Return visitor conversions: Number of conversions that occurred per time period by visitors returning to a brand’s website
RPC (revenue per click): the average amount of revenue generated per click in paid advertising
Social media conversion rate: The percentage of total conversions that can be attributed to social media, found by dividing social media conversions by total conversions
ROI or return on investment: Revenue generated by social media efforts divided by all known social media expenses
Retention metrics: Happy customers and brand evangelists
These KPIs—many of which go beyond the traditional social media metrics and into general business metrics—cover the last and perhaps most crucial state of the customer journey. This is where we make and create happier customers who can go on to be a brand’s most important sales force—in other words, we turn the funnel upside down.
Brand evangelists: Number of customers your brand would consider evangelists based on their social media advocacy
Customer annual or lifetime value: A prediction of the net profit attributed to the entire future relationship with a customer
Customer retention rate: The percentage of the total number of customers retained in context to the customers that have cancelled.
Customer reviews/ratings: Number of positive or negative customer reviews or ratings received per period
Customer satisfaction: A measure of how products and services supplied by a company meet or surpass customer expectation
Customer satisfaction rate: A score expressed as a percentage between 0 and 100, with 100% representing complete customer satisfaction. This metric is most often determined by a single question in follow-up surveys along the lines of, How would you rate your overall satisfaction with the service you received?
Customer turnover rate/churn: A measure of the number of customers who leave over a specific period of time
Customer testimonials: Number of positive customer testimonials gathered per period
K-factor: The growth rate of websites, apps, or a customer base
Net Promoter Score: To calculate this one, customers answer the question, How likely is it that you would recommend [your company] to a friend or colleague? using a scale of 0-to-10 points.
Support cost per ticket: The total monthly operating expense of a support team divided by the monthly ticket volume
As you might have noticed from a quick scroll-through of this post, there are dozens of metrics you could analyze. But only you will know which ones that tell you whether your strategies are working.
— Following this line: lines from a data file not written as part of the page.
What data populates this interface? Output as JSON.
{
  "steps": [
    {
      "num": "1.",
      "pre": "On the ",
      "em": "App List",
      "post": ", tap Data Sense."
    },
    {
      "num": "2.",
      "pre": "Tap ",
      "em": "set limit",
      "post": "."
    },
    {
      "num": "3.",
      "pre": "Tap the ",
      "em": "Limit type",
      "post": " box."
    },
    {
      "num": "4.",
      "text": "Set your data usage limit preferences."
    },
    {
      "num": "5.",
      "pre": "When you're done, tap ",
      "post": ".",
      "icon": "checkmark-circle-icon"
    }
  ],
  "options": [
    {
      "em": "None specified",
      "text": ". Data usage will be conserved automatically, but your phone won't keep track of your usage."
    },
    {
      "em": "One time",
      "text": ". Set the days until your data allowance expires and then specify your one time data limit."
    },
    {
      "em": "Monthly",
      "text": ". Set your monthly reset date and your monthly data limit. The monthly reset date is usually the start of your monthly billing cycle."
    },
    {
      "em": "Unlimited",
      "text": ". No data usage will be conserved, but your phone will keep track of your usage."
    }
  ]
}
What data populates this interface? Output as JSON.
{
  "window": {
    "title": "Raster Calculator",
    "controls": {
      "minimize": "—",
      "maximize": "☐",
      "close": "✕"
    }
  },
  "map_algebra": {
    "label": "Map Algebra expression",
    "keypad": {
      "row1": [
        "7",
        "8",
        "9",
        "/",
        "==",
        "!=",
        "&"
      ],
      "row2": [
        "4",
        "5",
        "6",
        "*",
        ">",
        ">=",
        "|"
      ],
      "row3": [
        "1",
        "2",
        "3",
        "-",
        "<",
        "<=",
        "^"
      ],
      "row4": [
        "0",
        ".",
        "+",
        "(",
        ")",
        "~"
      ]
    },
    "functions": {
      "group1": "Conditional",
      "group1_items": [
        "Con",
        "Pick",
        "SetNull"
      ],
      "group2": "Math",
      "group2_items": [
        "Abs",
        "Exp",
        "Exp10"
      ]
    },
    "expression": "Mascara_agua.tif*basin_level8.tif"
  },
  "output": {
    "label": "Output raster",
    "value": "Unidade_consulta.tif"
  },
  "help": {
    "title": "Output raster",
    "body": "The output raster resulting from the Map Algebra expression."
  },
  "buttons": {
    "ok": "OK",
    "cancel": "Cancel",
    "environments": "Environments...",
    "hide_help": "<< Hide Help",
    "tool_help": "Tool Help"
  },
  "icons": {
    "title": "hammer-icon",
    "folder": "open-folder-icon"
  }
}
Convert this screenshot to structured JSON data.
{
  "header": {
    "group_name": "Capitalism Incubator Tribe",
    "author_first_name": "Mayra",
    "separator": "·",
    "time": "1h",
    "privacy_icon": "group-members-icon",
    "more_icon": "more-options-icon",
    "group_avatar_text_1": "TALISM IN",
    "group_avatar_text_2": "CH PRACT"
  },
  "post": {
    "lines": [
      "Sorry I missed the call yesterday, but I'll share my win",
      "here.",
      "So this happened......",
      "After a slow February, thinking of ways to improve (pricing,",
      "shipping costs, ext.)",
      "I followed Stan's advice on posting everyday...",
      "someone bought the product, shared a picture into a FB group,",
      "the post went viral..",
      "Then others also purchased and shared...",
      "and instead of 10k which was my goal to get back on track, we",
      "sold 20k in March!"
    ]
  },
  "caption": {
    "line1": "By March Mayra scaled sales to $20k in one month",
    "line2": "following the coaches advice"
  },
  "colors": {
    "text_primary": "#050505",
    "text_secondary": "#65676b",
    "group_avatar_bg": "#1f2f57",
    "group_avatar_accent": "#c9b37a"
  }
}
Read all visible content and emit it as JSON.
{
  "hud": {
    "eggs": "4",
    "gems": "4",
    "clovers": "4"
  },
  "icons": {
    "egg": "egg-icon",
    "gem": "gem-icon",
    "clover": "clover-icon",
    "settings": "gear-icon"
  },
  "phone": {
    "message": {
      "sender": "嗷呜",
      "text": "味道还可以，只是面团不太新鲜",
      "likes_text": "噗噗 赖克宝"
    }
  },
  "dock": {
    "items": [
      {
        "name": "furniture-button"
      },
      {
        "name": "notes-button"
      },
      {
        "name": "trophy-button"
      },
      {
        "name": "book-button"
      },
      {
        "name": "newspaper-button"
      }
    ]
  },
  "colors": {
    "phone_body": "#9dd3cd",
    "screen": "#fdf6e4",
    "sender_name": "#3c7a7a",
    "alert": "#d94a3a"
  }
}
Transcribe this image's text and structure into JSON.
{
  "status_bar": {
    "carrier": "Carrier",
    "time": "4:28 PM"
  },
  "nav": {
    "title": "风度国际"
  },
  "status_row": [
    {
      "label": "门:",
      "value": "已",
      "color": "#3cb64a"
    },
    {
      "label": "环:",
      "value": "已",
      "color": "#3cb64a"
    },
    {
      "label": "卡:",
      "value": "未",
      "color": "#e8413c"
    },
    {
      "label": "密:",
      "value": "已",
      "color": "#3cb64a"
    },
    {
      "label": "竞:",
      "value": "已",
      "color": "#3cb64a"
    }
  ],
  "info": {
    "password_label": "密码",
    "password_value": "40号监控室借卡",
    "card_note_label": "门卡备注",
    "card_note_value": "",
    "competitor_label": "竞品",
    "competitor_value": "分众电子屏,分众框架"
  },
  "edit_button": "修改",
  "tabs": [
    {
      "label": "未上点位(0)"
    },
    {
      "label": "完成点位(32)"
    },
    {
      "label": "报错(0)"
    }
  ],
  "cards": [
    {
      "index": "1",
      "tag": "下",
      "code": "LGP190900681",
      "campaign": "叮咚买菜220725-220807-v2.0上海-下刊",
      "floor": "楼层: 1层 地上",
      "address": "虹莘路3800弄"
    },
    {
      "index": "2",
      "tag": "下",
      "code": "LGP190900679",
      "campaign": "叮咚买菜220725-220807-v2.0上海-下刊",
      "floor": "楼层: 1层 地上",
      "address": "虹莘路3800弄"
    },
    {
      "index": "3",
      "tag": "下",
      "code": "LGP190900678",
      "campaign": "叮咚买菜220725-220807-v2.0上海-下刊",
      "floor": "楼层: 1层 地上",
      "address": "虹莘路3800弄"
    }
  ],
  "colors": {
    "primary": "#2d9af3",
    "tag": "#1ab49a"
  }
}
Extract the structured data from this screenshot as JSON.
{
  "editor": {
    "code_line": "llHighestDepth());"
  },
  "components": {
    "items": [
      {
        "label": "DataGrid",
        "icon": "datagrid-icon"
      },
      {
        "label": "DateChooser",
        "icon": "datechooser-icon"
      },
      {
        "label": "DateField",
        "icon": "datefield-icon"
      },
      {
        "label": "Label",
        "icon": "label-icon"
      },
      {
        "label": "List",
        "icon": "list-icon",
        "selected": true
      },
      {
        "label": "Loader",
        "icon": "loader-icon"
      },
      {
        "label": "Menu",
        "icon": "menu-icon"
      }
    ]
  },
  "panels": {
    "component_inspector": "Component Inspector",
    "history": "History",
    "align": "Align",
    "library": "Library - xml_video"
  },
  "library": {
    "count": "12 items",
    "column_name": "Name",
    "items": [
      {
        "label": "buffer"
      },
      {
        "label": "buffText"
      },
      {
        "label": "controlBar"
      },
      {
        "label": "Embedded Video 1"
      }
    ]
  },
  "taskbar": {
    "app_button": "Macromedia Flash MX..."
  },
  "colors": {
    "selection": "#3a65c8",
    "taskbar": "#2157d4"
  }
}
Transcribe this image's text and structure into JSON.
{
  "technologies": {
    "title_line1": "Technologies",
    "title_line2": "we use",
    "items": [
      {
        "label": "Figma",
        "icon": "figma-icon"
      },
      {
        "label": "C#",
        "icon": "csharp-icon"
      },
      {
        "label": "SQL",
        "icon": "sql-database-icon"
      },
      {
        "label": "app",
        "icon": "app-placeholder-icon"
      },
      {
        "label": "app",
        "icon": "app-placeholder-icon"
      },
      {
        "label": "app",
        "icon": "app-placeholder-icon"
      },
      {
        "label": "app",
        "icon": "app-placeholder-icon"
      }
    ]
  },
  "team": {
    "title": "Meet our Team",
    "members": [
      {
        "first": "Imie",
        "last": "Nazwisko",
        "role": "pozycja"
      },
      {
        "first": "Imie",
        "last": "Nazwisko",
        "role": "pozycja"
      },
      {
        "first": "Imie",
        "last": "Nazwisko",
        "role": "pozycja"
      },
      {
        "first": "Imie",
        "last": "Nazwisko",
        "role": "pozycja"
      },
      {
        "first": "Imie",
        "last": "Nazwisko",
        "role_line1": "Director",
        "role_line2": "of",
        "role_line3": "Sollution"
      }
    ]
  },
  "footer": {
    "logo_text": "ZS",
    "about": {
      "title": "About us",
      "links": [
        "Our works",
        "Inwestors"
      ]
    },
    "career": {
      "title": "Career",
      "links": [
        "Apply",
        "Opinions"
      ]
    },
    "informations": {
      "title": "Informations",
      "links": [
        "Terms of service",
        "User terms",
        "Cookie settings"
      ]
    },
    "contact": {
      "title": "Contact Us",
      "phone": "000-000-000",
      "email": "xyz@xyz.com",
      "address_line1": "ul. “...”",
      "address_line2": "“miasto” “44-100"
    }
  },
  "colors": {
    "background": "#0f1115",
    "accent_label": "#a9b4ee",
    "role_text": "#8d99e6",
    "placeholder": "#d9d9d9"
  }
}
Don’t forget that you’re the expert. Make sure your metrics are working for you, not the other way around.